Action item: Images embedded in the records are excluded; print everything else exactly as given.
* * * * *
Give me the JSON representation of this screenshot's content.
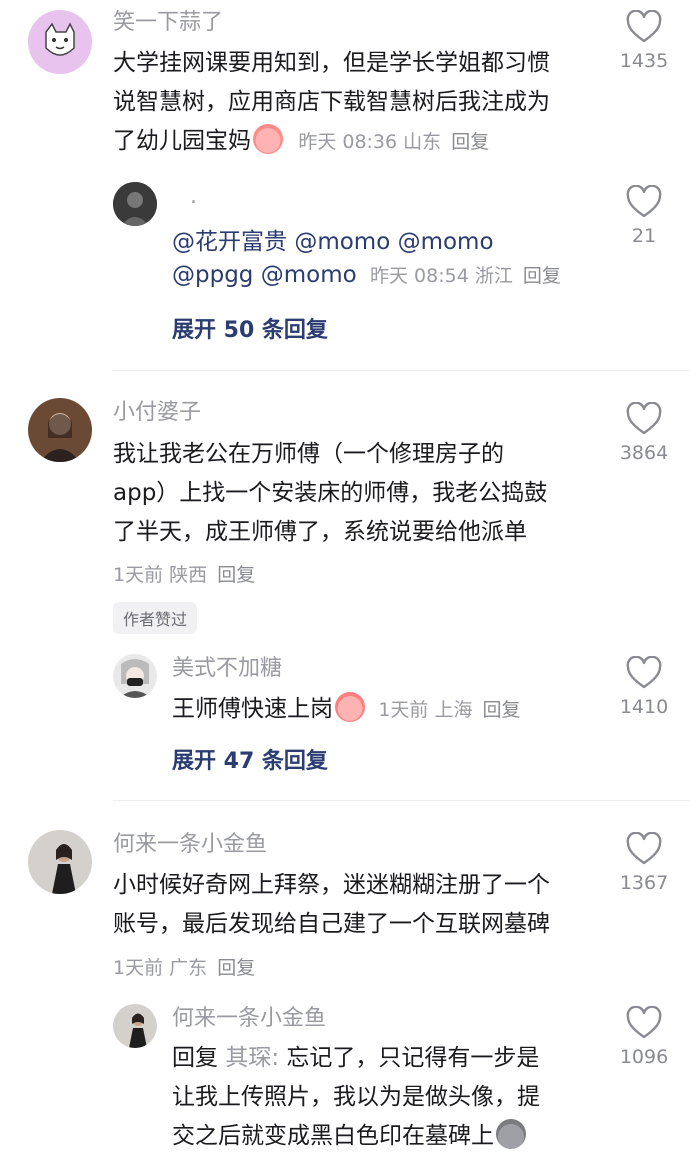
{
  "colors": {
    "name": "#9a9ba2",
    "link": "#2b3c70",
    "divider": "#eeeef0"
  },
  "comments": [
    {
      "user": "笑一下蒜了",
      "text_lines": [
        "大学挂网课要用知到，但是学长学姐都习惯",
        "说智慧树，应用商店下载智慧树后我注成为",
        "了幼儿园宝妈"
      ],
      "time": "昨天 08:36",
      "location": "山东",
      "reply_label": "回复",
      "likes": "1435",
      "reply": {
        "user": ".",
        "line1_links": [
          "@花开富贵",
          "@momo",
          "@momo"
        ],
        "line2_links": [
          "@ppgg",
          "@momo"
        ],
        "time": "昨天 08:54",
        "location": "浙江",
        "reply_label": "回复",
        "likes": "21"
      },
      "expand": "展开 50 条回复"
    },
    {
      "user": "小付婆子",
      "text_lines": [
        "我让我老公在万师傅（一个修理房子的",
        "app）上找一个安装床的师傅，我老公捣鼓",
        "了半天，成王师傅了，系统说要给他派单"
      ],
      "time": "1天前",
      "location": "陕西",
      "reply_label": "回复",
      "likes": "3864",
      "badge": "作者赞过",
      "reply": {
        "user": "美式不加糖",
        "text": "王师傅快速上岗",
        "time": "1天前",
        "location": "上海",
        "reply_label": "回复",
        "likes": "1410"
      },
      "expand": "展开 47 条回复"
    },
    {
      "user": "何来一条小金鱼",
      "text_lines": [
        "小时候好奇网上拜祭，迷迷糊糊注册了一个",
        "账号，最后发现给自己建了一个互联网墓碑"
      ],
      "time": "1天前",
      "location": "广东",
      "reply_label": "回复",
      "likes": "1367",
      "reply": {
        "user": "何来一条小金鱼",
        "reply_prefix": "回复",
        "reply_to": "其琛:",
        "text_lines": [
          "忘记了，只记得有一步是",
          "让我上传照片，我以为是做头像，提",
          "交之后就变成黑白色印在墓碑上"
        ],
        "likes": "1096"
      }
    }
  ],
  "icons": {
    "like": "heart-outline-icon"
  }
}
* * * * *
Answer area:
Give me the JSON representation of this screenshot's content.
{
  "colors": {
    "name": "#9a9ba2",
    "link": "#2b3c70",
    "divider": "#eeeef0"
  },
  "comments": [
    {
      "user": "笑一下蒜了",
      "text_lines": [
        "大学挂网课要用知到，但是学长学姐都习惯",
        "说智慧树，应用商店下载智慧树后我注成为",
        "了幼儿园宝妈"
      ],
      "time": "昨天 08:36",
      "location": "山东",
      "reply_label": "回复",
      "likes": "1435",
      "reply": {
        "user": ".",
        "line1_links": [
          "@花开富贵",
          "@momo",
          "@momo"
        ],
        "line2_links": [
          "@ppgg",
          "@momo"
        ],
        "time": "昨天 08:54",
        "location": "浙江",
        "reply_label": "回复",
        "likes": "21"
      },
      "expand": "展开 50 条回复"
    },
    {
      "user": "小付婆子",
      "text_lines": [
        "我让我老公在万师傅（一个修理房子的",
        "app）上找一个安装床的师傅，我老公捣鼓",
        "了半天，成王师傅了，系统说要给他派单"
      ],
      "time": "1天前",
      "location": "陕西",
      "reply_label": "回复",
      "likes": "3864",
      "badge": "作者赞过",
      "reply": {
        "user": "美式不加糖",
        "text": "王师傅快速上岗",
        "time": "1天前",
        "location": "上海",
        "reply_label": "回复",
        "likes": "1410"
      },
      "expand": "展开 47 条回复"
    },
    {
      "user": "何来一条小金鱼",
      "text_lines": [
        "小时候好奇网上拜祭，迷迷糊糊注册了一个",
        "账号，最后发现给自己建了一个互联网墓碑"
      ],
      "time": "1天前",
      "location": "广东",
      "reply_label": "回复",
      "likes": "1367",
      "reply": {
        "user": "何来一条小金鱼",
        "reply_prefix": "回复",
        "reply_to": "其琛:",
        "text_lines": [
          "忘记了，只记得有一步是",
          "让我上传照片，我以为是做头像，提",
          "交之后就变成黑白色印在墓碑上"
        ],
        "likes": "1096"
      }
    }
  ],
  "icons": {
    "like": "heart-outline-icon"
  }
}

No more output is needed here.